Not surprisingly there was much chuntering at the Australian government for removing subsidies for IVF treatment under the national medicare system. Australian couples now have to find up to $2,000 per treatment in upfront cash.

In the short time since this funding change that has saved the government around $50 million, IVF proponents claim that some 1,500 babies have not been born because many people cannot afford the treatment.

Perhaps I am callous because my first thought was that this good news; 1,500 fewer mouths to feed. But then I am obsessed with 8,000 an hour and sometimes find it hard to empathize with childless couples as I have two sons and a step-daughter.

So I mellowed and clipped my own ear for being so heartless.

Then came the kicker. Advocates were arguing that, in fact, $50 million was a sound investment spurned. Eventually the ROI on the $50 million from taxes paid by those 1,500 kids more than justifies the government spending on the subsidy.

This is where I really despair. There can be no rational argument for taxes being a return on government investment because this is not an investment model. Taxes are a way if distributing wealth for services that are financial beyond most individuals, not an investment scheme. Nor are the accounts complete. The environmental cost of 1,500 omnivores living western lifestyles for 80 years would make $50 million look trivial.

The thinking that makes intelligent people (the proponent in this case was a University professor) misquote economic rationalism is scary.  It suggests that we are just more-making machines unable to pull in the logic to understand what we do. The bigger picture eludes us in our quest for advocacy, especially when that finds us on the moral high ground.

In an earlier post I pointed to the size of the task to support 7 billion humans in practical terms of energy, food and water is gargantuan.

Now I am concerned that the size of the task in the human dimension is even bigger if our logic is stuck with the eventual benefit of babies to the tax system.

Spending on the environment

The Australian government budget outcome for 2008 reported an expenditure of A$280 billion (US$180 billion at time of writing) or 25% of GDP.

Divided equally, 280 billion would give each resident of Australia A$13,340 and that was, more or less, what happened to the money.

Welfare, health and education combined to account for A$161 billion or 58% of the expenditure. People accept taxes as a necessity of life partly because these things, along with infrastructure, defense and other primary needs are best paid for collectively.

It makes sense to also pay for fundamental services such as clean air, fresh water, food and shelter. The food we eat and the roof over our heads we pay for after the taxman has taken his cut.
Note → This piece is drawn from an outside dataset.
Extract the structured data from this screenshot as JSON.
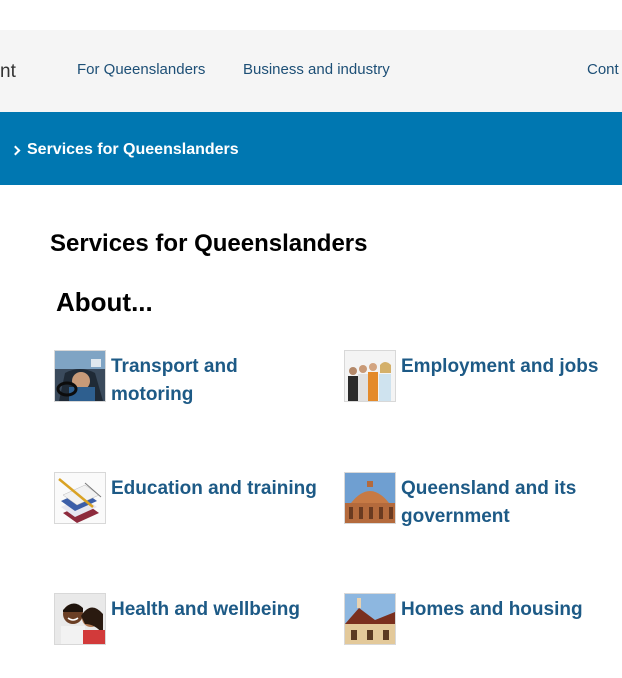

What about paying for the rest?

The government spend on the environment is difficult to estimate. There is no line item in the budget, so we must estimate for the following:

  • A3.8 billion on agriculture, fisheries and forestry
  • A$3.2 billion on recreation and culture
  • A$16.6 on the public service

Let’s be generous and say this adds up to A$10 billion or 3.6% of the federal environment spend. That’s A$10 billion for a land area of 7,692,024 square km.

This rounded amount, A$10 billion, is a curious figure. It suggests that we can get clean air, clean water, conservation, and aesthetic outcomes for 21 million inhabitants, plus extensive natural resource exports, for $13 per hectare.

“Ah,” the skeptic would interject, “what about the monies spent by the state and local government, not to mention the huge amount of input from farmers, resource managers and community groups?”

Fair enough. Let’s double the amount to capture the contribution from all pockets in the government purse – $26 per hectare is now more than the defense budget… by $4 per hectare.

It makes you think that from the government perspective at least, the environment is free.